→ TASK DIRECTIONS
From the entries that follow, copy each line in which "free" appears.

Items from a dataset:

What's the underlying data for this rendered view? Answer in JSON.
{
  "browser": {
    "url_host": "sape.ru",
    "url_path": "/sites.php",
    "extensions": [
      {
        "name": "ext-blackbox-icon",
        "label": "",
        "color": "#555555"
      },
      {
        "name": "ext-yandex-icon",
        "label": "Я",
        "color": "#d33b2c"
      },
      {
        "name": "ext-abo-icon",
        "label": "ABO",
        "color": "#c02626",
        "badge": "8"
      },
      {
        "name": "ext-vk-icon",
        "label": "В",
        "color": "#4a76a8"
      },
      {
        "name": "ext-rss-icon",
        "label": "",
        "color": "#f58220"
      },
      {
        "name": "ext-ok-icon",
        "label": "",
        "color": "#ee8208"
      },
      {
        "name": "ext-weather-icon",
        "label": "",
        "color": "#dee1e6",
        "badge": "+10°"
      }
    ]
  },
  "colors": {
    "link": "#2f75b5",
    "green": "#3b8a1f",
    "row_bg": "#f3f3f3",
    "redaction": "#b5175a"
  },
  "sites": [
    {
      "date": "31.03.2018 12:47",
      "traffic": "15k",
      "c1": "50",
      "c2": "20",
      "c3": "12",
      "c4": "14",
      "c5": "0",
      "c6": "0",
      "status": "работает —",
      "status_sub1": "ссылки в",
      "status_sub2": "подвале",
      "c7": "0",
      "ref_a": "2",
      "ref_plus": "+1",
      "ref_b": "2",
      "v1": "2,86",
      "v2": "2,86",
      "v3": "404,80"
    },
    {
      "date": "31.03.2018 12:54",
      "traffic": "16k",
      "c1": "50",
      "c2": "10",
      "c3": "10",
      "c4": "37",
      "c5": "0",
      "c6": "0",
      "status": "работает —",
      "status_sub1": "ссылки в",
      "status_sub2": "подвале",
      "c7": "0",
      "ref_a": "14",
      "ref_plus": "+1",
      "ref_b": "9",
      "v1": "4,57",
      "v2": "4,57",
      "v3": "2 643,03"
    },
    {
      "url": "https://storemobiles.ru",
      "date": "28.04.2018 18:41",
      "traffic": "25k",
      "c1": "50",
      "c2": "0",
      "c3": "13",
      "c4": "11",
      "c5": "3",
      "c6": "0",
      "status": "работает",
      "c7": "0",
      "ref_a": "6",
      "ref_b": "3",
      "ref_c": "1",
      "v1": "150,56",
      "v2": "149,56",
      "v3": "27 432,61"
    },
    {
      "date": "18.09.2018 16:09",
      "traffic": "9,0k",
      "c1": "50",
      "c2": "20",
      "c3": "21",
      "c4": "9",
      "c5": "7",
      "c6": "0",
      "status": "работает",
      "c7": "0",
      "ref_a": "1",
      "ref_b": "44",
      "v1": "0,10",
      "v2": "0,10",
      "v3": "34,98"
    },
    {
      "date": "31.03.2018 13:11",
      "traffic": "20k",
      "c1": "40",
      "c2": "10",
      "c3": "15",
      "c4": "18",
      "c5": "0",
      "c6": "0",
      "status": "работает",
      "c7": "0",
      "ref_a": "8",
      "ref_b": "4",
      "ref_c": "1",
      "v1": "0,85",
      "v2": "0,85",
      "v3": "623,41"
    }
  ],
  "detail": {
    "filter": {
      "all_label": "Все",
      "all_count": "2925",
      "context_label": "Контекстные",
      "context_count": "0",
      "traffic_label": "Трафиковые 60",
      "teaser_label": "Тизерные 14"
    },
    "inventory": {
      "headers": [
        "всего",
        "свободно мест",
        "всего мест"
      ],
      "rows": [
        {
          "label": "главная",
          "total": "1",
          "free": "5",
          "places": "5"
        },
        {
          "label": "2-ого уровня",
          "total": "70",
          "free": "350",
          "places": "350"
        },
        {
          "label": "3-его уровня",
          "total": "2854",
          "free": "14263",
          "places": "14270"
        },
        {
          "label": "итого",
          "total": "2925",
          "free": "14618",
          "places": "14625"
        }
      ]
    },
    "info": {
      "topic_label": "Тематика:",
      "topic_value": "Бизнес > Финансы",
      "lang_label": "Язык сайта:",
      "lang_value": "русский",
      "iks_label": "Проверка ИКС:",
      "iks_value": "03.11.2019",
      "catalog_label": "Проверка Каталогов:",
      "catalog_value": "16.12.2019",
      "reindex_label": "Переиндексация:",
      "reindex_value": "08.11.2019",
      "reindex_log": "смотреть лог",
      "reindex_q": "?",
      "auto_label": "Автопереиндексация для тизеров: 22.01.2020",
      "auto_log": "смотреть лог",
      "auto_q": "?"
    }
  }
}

→ REPLY TO THE TASK
          "free": "5",
          "free": "350",
          "free": "14263",
          "free": "14618",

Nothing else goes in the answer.